Active Projects

Our projects are focused on dissecting allosteric regulation mechanisms in a diverse array of protein kinases and other signaling proteins

Regulation and drug targeting of cyclin-dependent kinases

The cyclin-dependent kinases (CDKs) are the master regulators of the eukaryotic cell cycle. Activation of the CDKs is triggered by the binding of an activating cyclin subunit, which drives conformational changes in the kinase domain to bring about kinase activation. Work in our group has uncovered the molecular mechanisms of allosteric coupling between kinase and cyclin subunits, and revealed that CDK inhibitors have far stronger allosteric effects than previously recognized. Current efforts are focused on studying how evolutionary divergence among CDKs has altered the allosteric coupling between the cyclin and CDK subunits, resulting in altered activation dynamics and pronounced differences in inhibitor recognition. 


Overcoming paradoxical activation of BRAF
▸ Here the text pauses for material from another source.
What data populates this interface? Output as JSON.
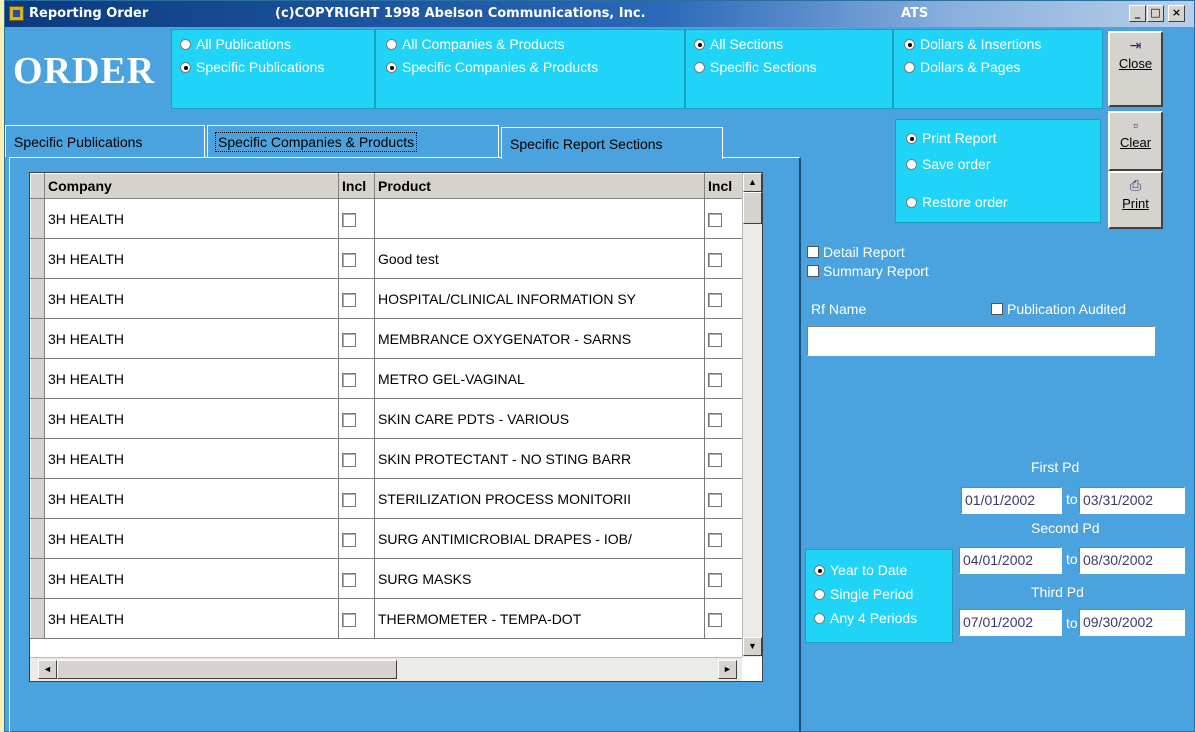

BRAF kinase is a central component of the MAPK signaling pathway that couples growth factor receptors to downstream effects on cell growth and proliferation. BRAF is mutated in a variety of human cancers, and ~50% of melanomas are driven by a single V600E mutation. Remarkably, inhibitors developed to block BRAF signaling can in certain circumstances instead activate the kinase. This "paradoxical activation" leads to secondary tumor development in patients treated with BRAF inhibitors, and is thought to be due to inhibitor-driven BRAF dimerization in which one protomer of the dimer remains free of inhibitor. We are studying the mechanisms underlying paradoxical activation by dissecting the thermodynamic, structural and dynamic effects that couple  inhibitor binding to BRAF dimerization.


Dissecting allosteric scaffolding interactions of Aurora kinases

The Aurora kinases are a family of serine/threonine protein kinases that play critical roles in mitosis. Aurora A regulates the formation of the mitotic spindle and Aurora B is important for spindle attachment and cytokinesis. Aurora A has a wealth of interaction partners, and these protein-protein interactions recruit the kinase to different cellular locations to perform a range of functions. For instance, Aurora A is recruited to nascent spindle microtubules and activated by the microtubule binding protein Tpx2, but is also activated by the protein Bora in a pathway that regulates mitotic entry, and forms a scaffolding complex with the oncogenic transcription factors N-Myc and c-Myc that protects them from proteolytic degradation. We are studying how the diverse array of allosteric interactions of Aurora A and Aurora B regulate kinase function and modulate inhibitor recognition. In fact, it turns out that these different allosteric regulators profoundly alter allosteric interactions with inhibitors.